So, whatever makes you weird, funny, edgy, eclectic or whatever ...embrace it. Grow whatever positive things that make you different into a life filled with rich and deep experiences. Support others as well who need your encouragement to be who they are because you are GOOD ENOUGH. I love to embrace others who are different than me. In fact I have a staff full of amazing people who are so different, complex and strange. I love their uniqueness and I celebrate it because what makes you different can also make you great.

Until next time...

Dr. D

Friday, September 25, 2015

Follow Your Effort

I'm a huge sports fan. I literally grew up learning about and playing sports up until my mid 20's. While I am no longer a competitive athlete, I still love keeping up with most sports on a very serious level. My wife always says that guys who grow up on sports stats have this weird ability to remember all these stats about sports. Its absolutely true! One of the other things I love is to watch interviews of very successful people in the sports business. While this guy may be controversial to some, Mark Cuban, Owner of the Dallas Mavericks, said something that really resonated with me a few months ago. He was asked in an interview about his unconventional view on becoming successful. He says he never tells people to follow their dreams. He tells them to follow their effort.

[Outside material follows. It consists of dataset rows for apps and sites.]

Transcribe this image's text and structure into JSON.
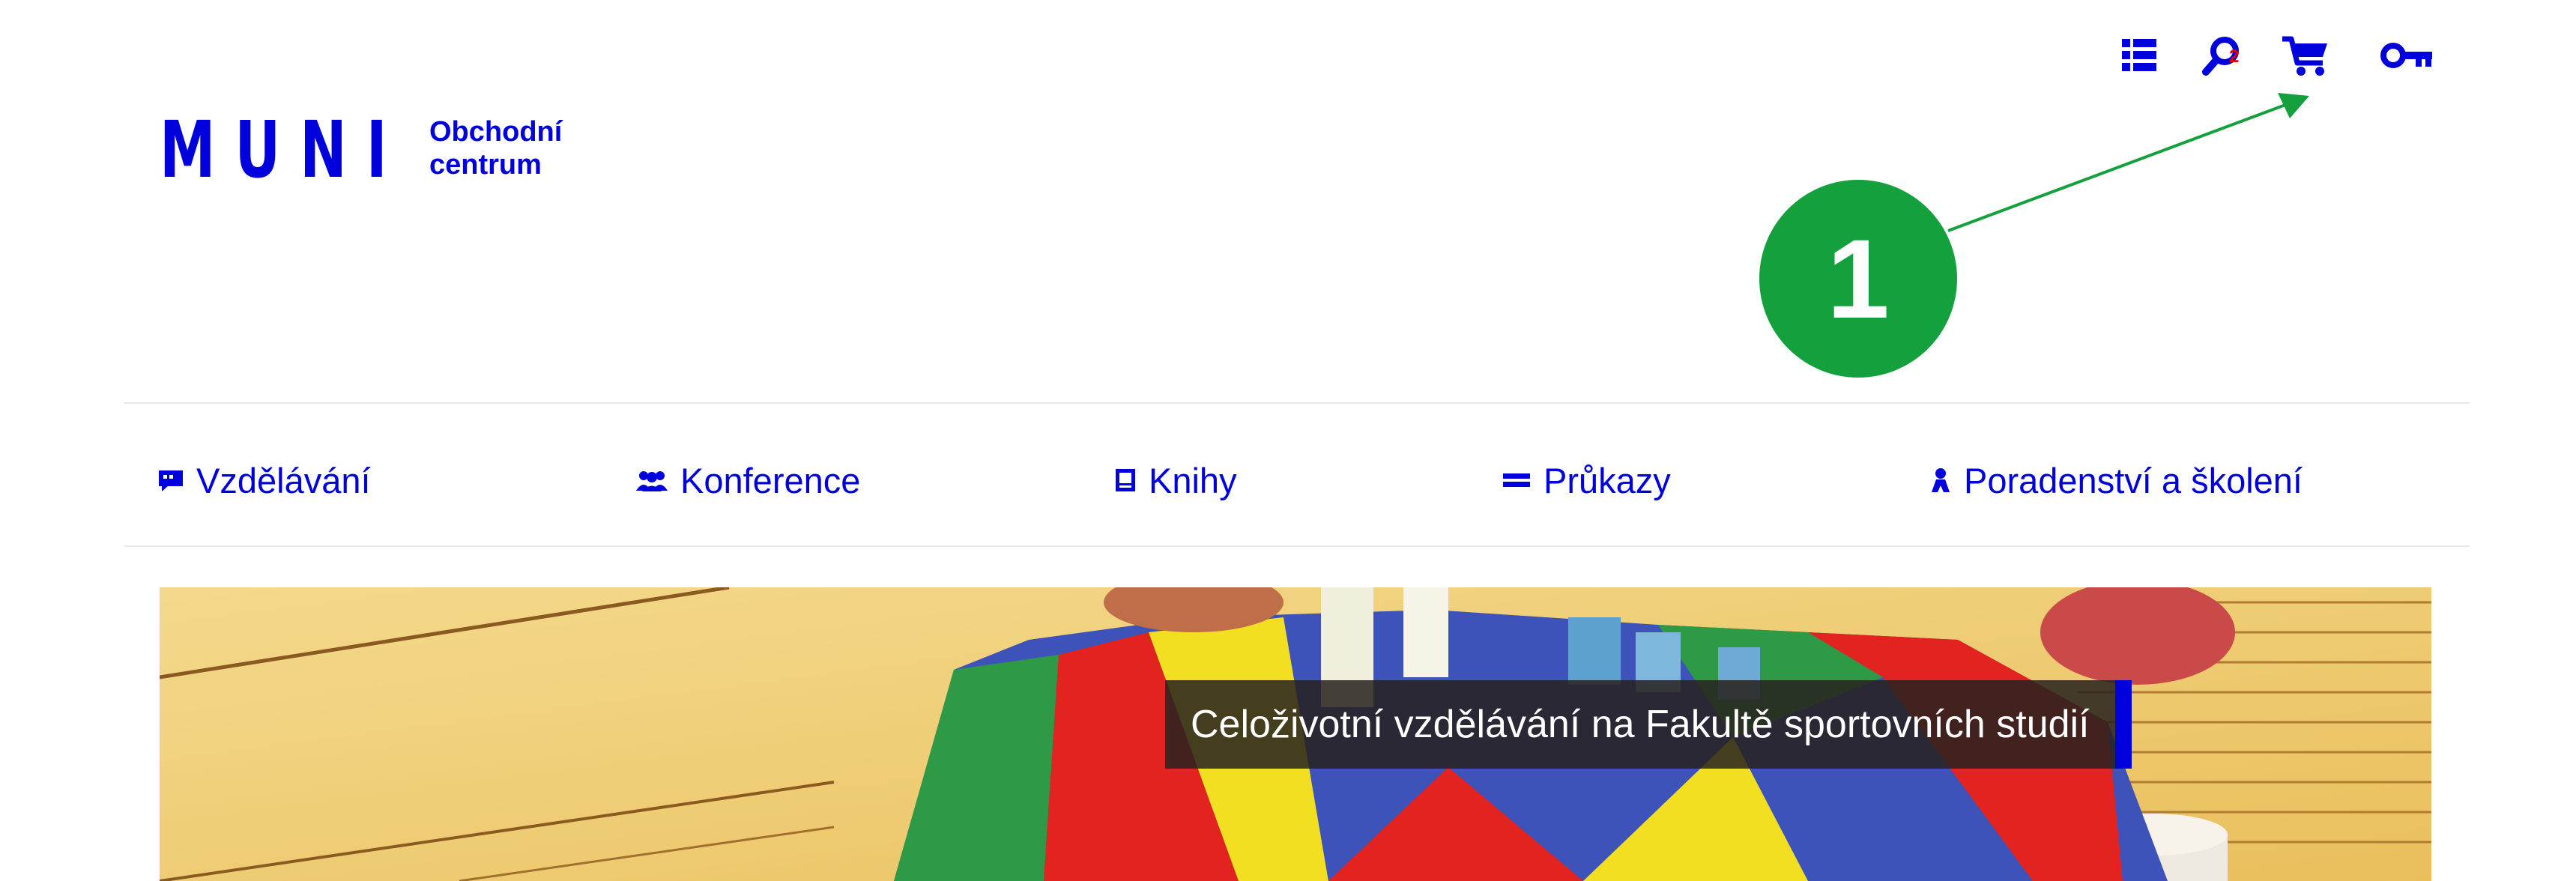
{
  "header": {
    "logo_text": "MUNI",
    "logo_subtitle_line1": "Obchodní",
    "logo_subtitle_line2": "centrum",
    "icons": [
      "list-icon",
      "search-icon",
      "cart-icon",
      "key-icon"
    ],
    "cart_count": "2"
  },
  "annotation": {
    "label": "1",
    "color": "#14a03c"
  },
  "nav": {
    "items": [
      {
        "icon": "comment-icon",
        "label": "Vzdělávání"
      },
      {
        "icon": "users-icon",
        "label": "Konference"
      },
      {
        "icon": "book-icon",
        "label": "Knihy"
      },
      {
        "icon": "card-icon",
        "label": "Průkazy"
      },
      {
        "icon": "person-icon",
        "label": "Poradenství a školení"
      }
    ]
  },
  "hero": {
    "caption": "Celoživotní vzdělávání na Fakultě sportovních studií"
  },
  "colors": {
    "brand": "#0000dc",
    "badge": "#14a03c",
    "cart_count": "#e00000"
  }
}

That really stuck with me because when you think about it everyone tells this pipe dream to kids that they can do whatever they want as long as they follow their dreams. As you get older hopefully your view of the world becomes more mature and you better understand the intricacies of how people become successful. I've learned from my experience, which also happens to coincide with Mr. Cuban's view, that people become successful by dedicating their time and effort towards positive things. I've also learned that even though you may be talented in something, that doesn't mean that you should do it. If you don't follow the necessary effort to be great in something you are good at then you are not fulfilling that talent.

A good example of this is the story of Todd Marinovich. Todd was an exceptional football player who was driven by his father to play football from a very young age. Todd would practice like crazy with his Dad and he ended up getting a scholarship to play at the University of Southern California. He was one of the most polarizing players in the country. He eventually went on to play for Raiders in the NFL, but it never worked out for him. What you learn in his story on the show 30 for 30 is that while he was talented in football, his true follow through in terms of effort was in art. His father pushed back against that passion and kept pushing Todd towards football. What is beautiful today is that now Todd spends his time making art and he does that with his Dad, who weirdly had that passion as well. They are now following their effort which is also their passion. How awesome is that? Just because you are good at something doesn't mean you should do it. Especially, if you are not willing to follow your effort in that talent.

So, I'm going to tell you...don't follow your dreams if you aren't willing to give your very best effort to be your best in those pursuits. Don't listen to entertainers get up on some stage and blow smoke up your you know what about following your dreams and that you can do whatever you want to do. Those aren't the people you should be emulating anyways. Their path is not your path. Their effort is not your effort. Follow your own effort towards positive things. I promise, if you follow your effort towards something positive with a tremendous dedication and fervor then the result will be positive. It probably won't happen over night. It may take many years and there might be many times that you have doubts or you get tired. However, know that with each step you take in following your effort that you are depositing goodness into your life and hopefully the life of others.

Until next time...

Dr. D